For the past year or so it’s been my privilege to be part of a National Academy of Sciences study on social and behavioral sciences and the weather enterprise. We’re in the process of concluding the study; the findings and recommendations will be a topic for another day. In the meantime, here’s some personal reflection prompted by the study and by some related reading during a vacation just concluded (as envisioned at the moment, this will be the first post of a three-part series).
For almost all of human experience (going back the order of a few millions of years, so a considerable time), experiencing weather conditions, anticipating weather changes, and weaving those into decisions and actions was a wholly individual matter. The entire process – the making of meteorological forecasts, the application of social science to provide impact-based decision support, and the decisions and actions based on all that – didn’t have these labels that we use today. It lacked theoretical foundation and analysis. It was flawed and imperfect in myriad other ways. Though not subconscious, it was not exactly accomplished with full self-awareness. That said, it was experience-based, seamless and integrated. Our ancestors would look at the sky, more or less frequently depending on what was going on, and plan accordingly.
This universal human thought process wasn’t incidental to human history. It mattered! Thinking and acting like meteorologists made us who we are today.
Just how strong was that influence? The anthropologist Clive Finlayson, in his book The Improbable Primate, gives us some idea. He puts forward the hypothesis that humans are brainy compared with our simian forebears because of the competitive advantage inherent in understanding the connection between weather and (patchy) water availability, and the concentration of food (game and plant life). He also argues that we’re lanky compared with those same forebears because being able to run quickly to seize rain-related hunting and feeding opportunities outweighed any self-protective advantages of being squat and chunky. Picture hundreds of thousands of thought processes like the following extending over a million years: That line of cumulonimbus on the horizon? It’s raining over there! The land is blooming, coming alive. Game – prey and predators alike – are gathering. The moment won’t last forever. We’ve got to get moving, join the party.
Fast-forward to the 1800’s. By this time, human beings were seeing meteorology and weather forecasting as a distinct, self-contained topic, suitable for study in and of itself. Progress was slow but accelerated greatly with the invention of the Victorian internet – the telegraph – which made it possible for countries and continents to assemble time synchronous (synoptic) pictures of weather patterns and track their movements. Many nations established weather services. Understanding flowered. A century later weather services would receive another big boost – this time from new observing tools such as radar and weather satellites, and from computing, which ushered in numerical weather prediction.

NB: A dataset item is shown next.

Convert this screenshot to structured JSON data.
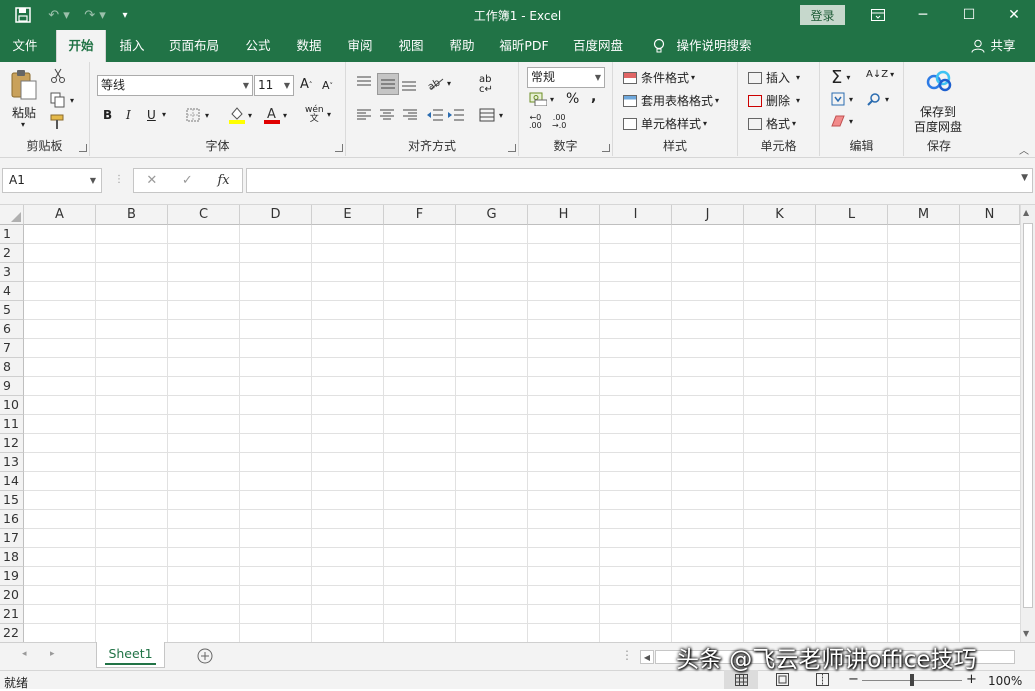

From the first, national weather services were very much organized and structured to provide practical benefit – usually captured in some mission statement referencing the protection of lives and property. In the United States, for example, the early years of the Signal Service focused on public safety, but gave explicit, special attention to the safety of sailors on the Great Lakes, support for cotton agriculture, and river forecasts. With time, other sectors such as fire weather and aviation have been added to (or sometimes subtracted from) the mix.
For their part, governments, the public and weather-dependent business sectors have always seen the utility of weather forecasts, but at the same time hoped for improvement. And improvement there has been! For most of the past century, the focus has been on physics. It’s been tacitly assumed that the key to greater utility of weather forecasts lay in improving the accuracy of the physical forecasts themselves (predictions of temperature, winds, and precipitation, etc.), refining the specifics of weather-event location and duration, and extending the time horizon of forecasts from hours to days to weeks.
In recent years, however, as forecasts of physical atmospheric conditions have gotten better, the picture has changed. In judging the value of weather services by evaluating decisions and actions of individuals, emergency managers; federal, state, and local governments; and private businesses in the face of weather forecasts, it is increasingly evident the factors limiting forecast value today are largely social. Limitations in risk communication – both the crafting of mass messages and their interpretation. The role of individual past experience in shaping response. The emerging role of social media. Demographics – including but not limited to special issues with the elderly, the young, the sick, underrepresented groups, pet owners. The overlay of competing daily concerns for attention: jobs, education, kids, healthcare. Environmental justice (or, more commonly, its lack or deficiency). Social context and governing policy frameworks, including the relative emphasis given pre-event hazard mitigation versus emergency response, and much more.
And guess what? As meteorological sciences have advanced over the past century, so have the social sciences also emerged as separate disciplines in their own right and moved forward. Psychology, sociology, economics, geography, communication, and many other disciplines have been born and flowered – and now have much to offer in the way of insights about how and why we humans individually and in groups think and behave the way we do, including our development of and response to information of all sorts, including weather forecasts in particular.
Whew! Get the idea? Any short listing of the social side of the problem such as the above fails to do the justice to the challenge. To expand focus from weather observation and prediction per se to protection of life and property isn’t just an incremental step or small extension.
It’s a giant, transformational leap. (Wow! That sure is a big dog…)
The next two posts will respectively look more closely at (1) the nature of this leap, and (2) the public-policy implications.
 Please make allowances for the anachronisms – obviously none of this is the vernacular of the time…